Well, now you have.

Of course, gaining access to that treasure trove of solo runs involved finishing at least one run of ORAS; and if you remember well, Omega Ruby and I didn't exactly part on the best of terms. However, I had an inkling at the time that I could like ORAS with a bit of tweaking namely, to treat it as its own unique game, and to avoid playing it back-to-back with Ruby and Sapphire. Luckily, I hadn't erased my OR save file from last year; and so, I was able to dive right back into my aborted Delcatty run and to finish it in one smooth, clean go. And mind you, it didn't even hurt; in fact, I daresay that I really enjoyed OR this time around. Not touching Gen III for a whole year really cleaned up my memories of Hoenn, allowing me to start anew with OR and to appreciate it on its own merits. It's still too early to elaborate on my impressions of those remakes; but I'll sure get around to it once a have a couple of runs under my belt.

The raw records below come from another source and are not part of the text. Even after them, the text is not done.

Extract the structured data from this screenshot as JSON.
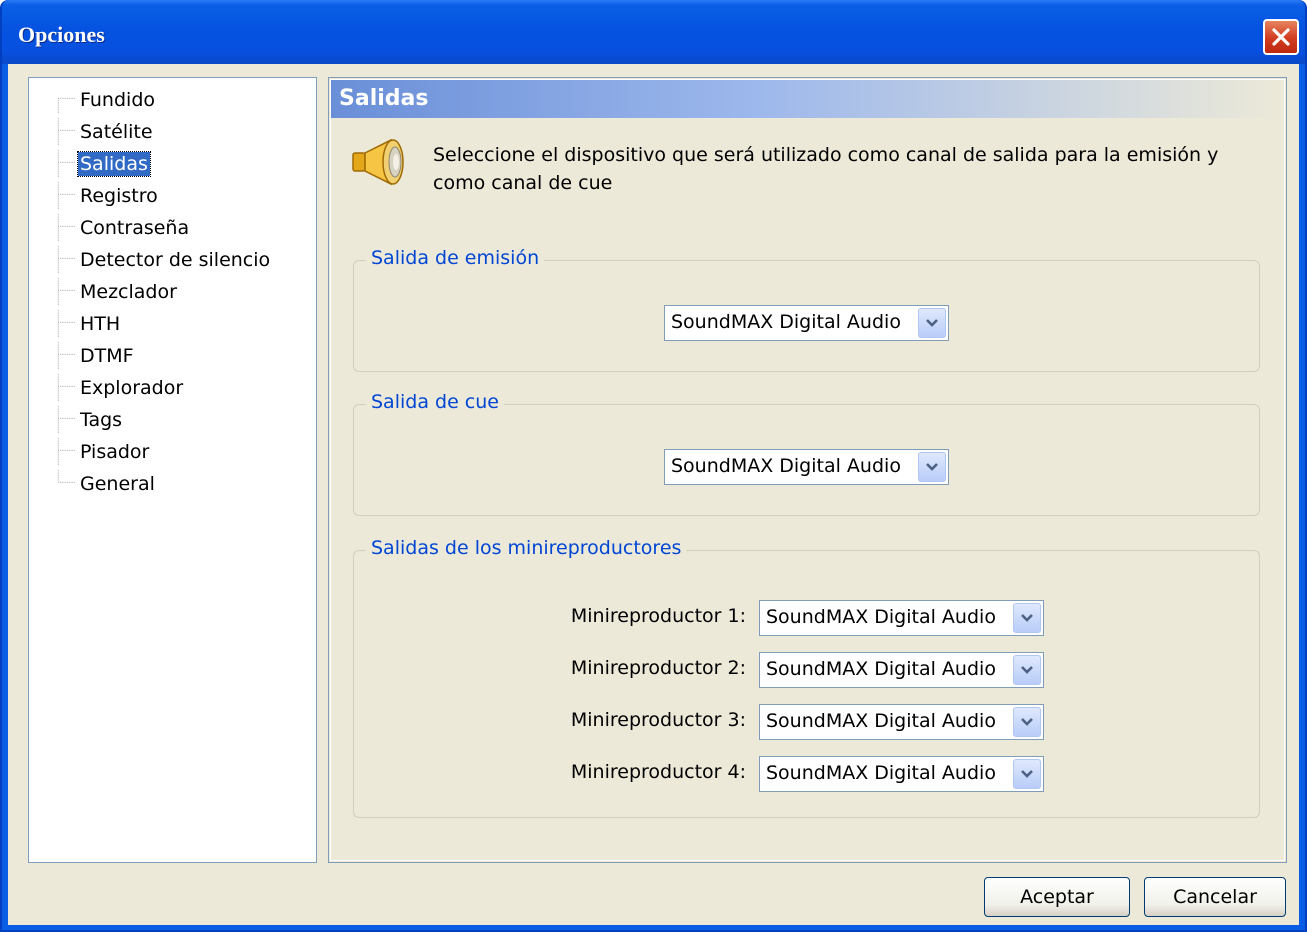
{
  "window": {
    "title": "Opciones"
  },
  "tree": {
    "items": [
      {
        "label": "Fundido",
        "selected": false
      },
      {
        "label": "Satélite",
        "selected": false
      },
      {
        "label": "Salidas",
        "selected": true
      },
      {
        "label": "Registro",
        "selected": false
      },
      {
        "label": "Contraseña",
        "selected": false
      },
      {
        "label": "Detector de silencio",
        "selected": false
      },
      {
        "label": "Mezclador",
        "selected": false
      },
      {
        "label": "HTH",
        "selected": false
      },
      {
        "label": "DTMF",
        "selected": false
      },
      {
        "label": "Explorador",
        "selected": false
      },
      {
        "label": "Tags",
        "selected": false
      },
      {
        "label": "Pisador",
        "selected": false
      },
      {
        "label": "General",
        "selected": false
      }
    ]
  },
  "panel": {
    "title": "Salidas",
    "icon": "speaker-icon",
    "description": "Seleccione el dispositivo que será utilizado como canal de salida para la emisión y como canal de cue"
  },
  "groups": {
    "emision": {
      "label": "Salida de emisión",
      "value": "SoundMAX Digital Audio"
    },
    "cue": {
      "label": "Salida de cue",
      "value": "SoundMAX Digital Audio"
    },
    "mini": {
      "label": "Salidas de los minireproductores",
      "items": [
        {
          "label": "Minireproductor 1:",
          "value": "SoundMAX Digital Audio"
        },
        {
          "label": "Minireproductor 2:",
          "value": "SoundMAX Digital Audio"
        },
        {
          "label": "Minireproductor 3:",
          "value": "SoundMAX Digital Audio"
        },
        {
          "label": "Minireproductor 4:",
          "value": "SoundMAX Digital Audio"
        }
      ]
    }
  },
  "buttons": {
    "accept": "Aceptar",
    "cancel": "Cancelar"
  },
  "colors": {
    "titlebar": "#0a5ee6",
    "selection": "#316ac5",
    "group_label": "#0046d5",
    "face": "#ece9d8"
  }
}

At any rate, I enjoyed the second half of that Delcatty solo run, and I took the purple feline all the way to the Elite Four and beyond. And it wasn't even that hard, too! Although I had left my Delcatty with a crappy Move pool made of Secret Power, Assist, Feint Attack and Dig, I had no problem progressing and vanquishing the opposition. And with my run firmly back on track, I launched into the Great Quest to Get a Decent Move Pool. Mind you, my Move pool from last year was serviceable enough: Secret Power hit quite hard with added status effect bonus, and Assist allowed me to access six extra Moves Surf, Brick Break, Strength, Cut, Fly and Dragon Breath. However, I wouldn't be able to rely on Assist during the final showdown; and thus I needed more Move options.

There's no such thing as 'too much water' but more on that in a future post. Yup, teaser!

And thus began the most backtracky fetch fest of them all, which had me Flying, Surfing and Diving all around Hoenn to get my hands on a measly four TMs that didn't even have the decency to fully exploit my Am├ęthyste's stats. See for yourself:

Shadow Ball: Inside Mt. Pyre's probably the easiest to find.

Thunderbolt: In New Mauville; obtained by running an errand for Wattson, after beating Primal Groudon.

Ice Beam: In Sea Mauville, obtainable only with Dive.

Return: Available only in Pacifidlog, i.e. at End Game's door. RSE let you get a second Return TM from Professor Cozmo in Fallarbor; ORAS offers no such convenience and forces you to go all the way to Pacifidlog.


Those four Moves made the cut to the Pokemon League; they could have been a dope set indeed, if not for the fact that my Delcatty boasted a Careful nature and thus a lowered Sp. Attack meaning that she couldn't make the most of Shadow Ball, Thunderbolt and Ice Beam. And since I Moon-Stoned her before she hit lv. 46 and learnt Play Rough, I was stuck with a mere single Physical Move to exploit her most powerful offensive stat. Now, did this hinder me in any way? Not at all; I steamrolled the Elite Four and the Champion just the same and all the other Trainers before them, for that matter.

All's well that ends well.

At any rate, I now have a finished OR run under my belt, which means that the stage is set for serial recruiting, breeding, MS-picking and trading. Ditto being kinda hard to find in ORAS how very ironic indeed I already recruited a specimen in X and sent him to my OR cartridge for immediate breeding purposes. As for the other half, I have a number of runs already lined up; but for suspense's sake, I'll keep the identity of my future One and 'Monlies under wraps until I post my reports. Until then, dear fellow gamers, keep playing and take care!